Delhiwale: The hyperlocal Lodhi Garden
It isn’t every day new parks in Delhi make their debut.
But this setup in south Delhi’s Mehrauli village frankly feels like a little Lodhi Garden next door. You’re within touching distance of ruined monuments if you aren’t just lolling about—an enticing enterprise here in pleasant Rani Jhansi Park.
“I used to spend hours hanging around in the adjacent archaeology park,” explains teenager Vikas, who’s taking it very easy. “But now I just like being here,” he says, running his hands lazily over the wet grass.
Vikas is referring to the Mehrauli Archaeology Park just across this garden, that’s crammed with monuments from Delhi’s long history. But somehow, the new park feels more amenable, in his opinion.
A bunch of boys are now spotted playing ludo on their cellphones, totally oblivious to the unknown graves scattered around them. Scores of women are lounging about, too, in sharp contrast to the archaeology park where they felt uncomfortable, particularly after sunset.
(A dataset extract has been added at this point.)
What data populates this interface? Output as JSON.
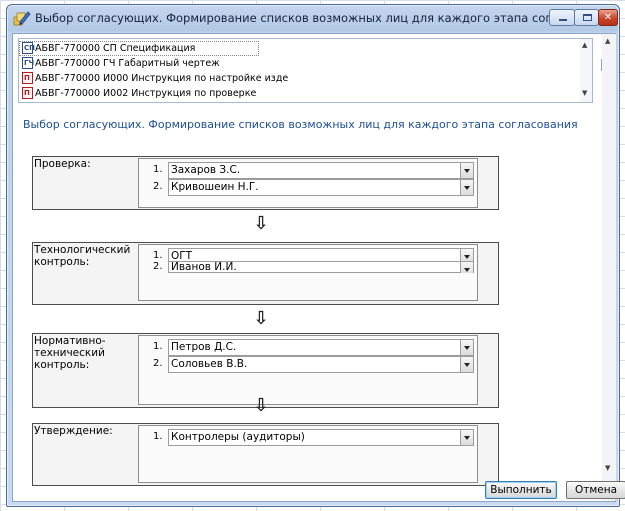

Until recently, this sloped area was thick with thorny kikar trees. With upper branches heavily burdened by garbage hurled by locals from their kitchen windows nearby.
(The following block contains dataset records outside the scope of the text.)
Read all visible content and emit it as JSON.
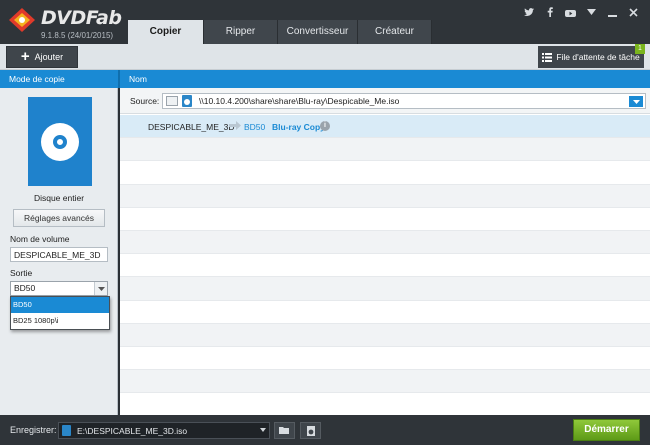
{
  "app": {
    "name": "DVDFab",
    "version": "9.1.8.5 (24/01/2015)"
  },
  "tabs": [
    {
      "label": "Copier",
      "active": true
    },
    {
      "label": "Ripper",
      "active": false
    },
    {
      "label": "Convertisseur",
      "active": false
    },
    {
      "label": "Créateur",
      "active": false
    }
  ],
  "window_controls": [
    "twitter-icon",
    "facebook-icon",
    "youtube-icon",
    "dropdown-icon",
    "minimize-icon",
    "close-icon"
  ],
  "toolbar": {
    "add_label": "Ajouter",
    "queue_label": "File d'attente de tâche",
    "queue_count": "1"
  },
  "headers": {
    "left": "Mode de copie",
    "right": "Nom"
  },
  "left_panel": {
    "mode_label": "Disque entier",
    "advanced_button": "Réglages avancés",
    "volume_label": "Nom de volume",
    "volume_value": "DESPICABLE_ME_3D",
    "output_label": "Sortie",
    "output_value": "BD50",
    "output_options": [
      "BD50",
      "BD25 1080p\\i"
    ]
  },
  "source": {
    "label": "Source:",
    "path": "\\\\10.10.4.200\\share\\share\\Blu-ray\\Despicable_Me.iso"
  },
  "title_row": {
    "name": "DESPICABLE_ME_3D",
    "format": "BD50",
    "mode": "Blu-ray Copy",
    "info": "i"
  },
  "bottom": {
    "save_label": "Enregistrer:",
    "save_path": "E:\\DESPICABLE_ME_3D.iso",
    "start_label": "Démarrer"
  },
  "colors": {
    "accent": "#1a8ad4",
    "start": "#6ea824",
    "dark": "#2f3439"
  }
}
But now, a brand-new park. As the sun slowly sets, scores more citizens are enticed to its garish-green; their world somehow feels like a better place.
Enter your email to get our daily newsletter in your inbox
- Unlike other states, Delhi does not have its own state education board. There are about 1,500,000 government school students in Delhi.
- The AAP has only worked and struggled for the poor and Dalits in the last five years,” said Kejriwal, at an event organised by an NGO in Tukhlakabad Extension on Saturday.